WHAT THIS TASK INVOLVES. Please print the whole listing below exactly as it stands.

RECORDS FOR THE TASK.
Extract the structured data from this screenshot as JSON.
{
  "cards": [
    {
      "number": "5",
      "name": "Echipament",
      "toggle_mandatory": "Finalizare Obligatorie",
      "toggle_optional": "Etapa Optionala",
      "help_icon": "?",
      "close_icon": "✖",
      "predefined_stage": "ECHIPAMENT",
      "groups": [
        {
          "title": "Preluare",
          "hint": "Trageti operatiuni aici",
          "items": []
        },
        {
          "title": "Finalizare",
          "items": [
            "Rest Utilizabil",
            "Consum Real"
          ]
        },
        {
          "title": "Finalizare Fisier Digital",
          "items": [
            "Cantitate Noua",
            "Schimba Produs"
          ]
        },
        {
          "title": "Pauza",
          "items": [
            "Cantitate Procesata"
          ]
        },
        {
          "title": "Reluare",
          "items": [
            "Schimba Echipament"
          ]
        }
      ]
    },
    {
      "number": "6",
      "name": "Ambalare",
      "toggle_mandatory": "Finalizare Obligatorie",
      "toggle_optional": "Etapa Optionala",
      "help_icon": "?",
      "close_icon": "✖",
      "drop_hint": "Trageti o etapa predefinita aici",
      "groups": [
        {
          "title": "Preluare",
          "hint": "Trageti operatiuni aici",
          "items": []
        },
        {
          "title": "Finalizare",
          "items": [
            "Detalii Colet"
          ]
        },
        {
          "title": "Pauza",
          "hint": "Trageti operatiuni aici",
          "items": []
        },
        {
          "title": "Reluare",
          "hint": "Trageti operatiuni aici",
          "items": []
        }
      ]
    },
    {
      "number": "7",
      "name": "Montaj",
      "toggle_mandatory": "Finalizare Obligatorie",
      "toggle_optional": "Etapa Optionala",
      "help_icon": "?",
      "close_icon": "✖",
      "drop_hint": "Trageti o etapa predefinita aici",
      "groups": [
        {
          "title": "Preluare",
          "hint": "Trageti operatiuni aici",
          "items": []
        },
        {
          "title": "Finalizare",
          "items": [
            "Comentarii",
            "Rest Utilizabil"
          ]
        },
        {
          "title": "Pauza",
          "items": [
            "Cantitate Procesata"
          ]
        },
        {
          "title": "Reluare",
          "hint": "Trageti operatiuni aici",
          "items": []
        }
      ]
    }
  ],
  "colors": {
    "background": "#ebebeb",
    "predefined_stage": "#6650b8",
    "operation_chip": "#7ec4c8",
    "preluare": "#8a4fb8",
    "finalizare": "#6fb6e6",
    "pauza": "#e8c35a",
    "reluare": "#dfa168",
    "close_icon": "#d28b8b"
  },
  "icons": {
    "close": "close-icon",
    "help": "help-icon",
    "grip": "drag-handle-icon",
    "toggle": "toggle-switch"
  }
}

THE COMPLETED TASK.
Extract the structured data from this screenshot as JSON.
{
  "cards": [
    {
      "number": "5",
      "name": "Echipament",
      "toggle_mandatory": "Finalizare Obligatorie",
      "toggle_optional": "Etapa Optionala",
      "help_icon": "?",
      "close_icon": "✖",
      "predefined_stage": "ECHIPAMENT",
      "groups": [
        {
          "title": "Preluare",
          "hint": "Trageti operatiuni aici",
          "items": []
        },
        {
          "title": "Finalizare",
          "items": [
            "Rest Utilizabil",
            "Consum Real"
          ]
        },
        {
          "title": "Finalizare Fisier Digital",
          "items": [
            "Cantitate Noua",
            "Schimba Produs"
          ]
        },
        {
          "title": "Pauza",
          "items": [
            "Cantitate Procesata"
          ]
        },
        {
          "title": "Reluare",
          "items": [
            "Schimba Echipament"
          ]
        }
      ]
    },
    {
      "number": "6",
      "name": "Ambalare",
      "toggle_mandatory": "Finalizare Obligatorie",
      "toggle_optional": "Etapa Optionala",
      "help_icon": "?",
      "close_icon": "✖",
      "drop_hint": "Trageti o etapa predefinita aici",
      "groups": [
        {
          "title": "Preluare",
          "hint": "Trageti operatiuni aici",
          "items": []
        },
        {
          "title": "Finalizare",
          "items": [
            "Detalii Colet"
          ]
        },
        {
          "title": "Pauza",
          "hint": "Trageti operatiuni aici",
          "items": []
        },
        {
          "title": "Reluare",
          "hint": "Trageti operatiuni aici",
          "items": []
        }
      ]
    },
    {
      "number": "7",
      "name": "Montaj",
      "toggle_mandatory": "Finalizare Obligatorie",
      "toggle_optional": "Etapa Optionala",
      "help_icon": "?",
      "close_icon": "✖",
      "drop_hint": "Trageti o etapa predefinita aici",
      "groups": [
        {
          "title": "Preluare",
          "hint": "Trageti operatiuni aici",
          "items": []
        },
        {
          "title": "Finalizare",
          "items": [
            "Comentarii",
            "Rest Utilizabil"
          ]
        },
        {
          "title": "Pauza",
          "items": [
            "Cantitate Procesata"
          ]
        },
        {
          "title": "Reluare",
          "hint": "Trageti operatiuni aici",
          "items": []
        }
      ]
    }
  ],
  "colors": {
    "background": "#ebebeb",
    "predefined_stage": "#6650b8",
    "operation_chip": "#7ec4c8",
    "preluare": "#8a4fb8",
    "finalizare": "#6fb6e6",
    "pauza": "#e8c35a",
    "reluare": "#dfa168",
    "close_icon": "#d28b8b"
  },
  "icons": {
    "close": "close-icon",
    "help": "help-icon",
    "grip": "drag-handle-icon",
    "toggle": "toggle-switch"
  }
}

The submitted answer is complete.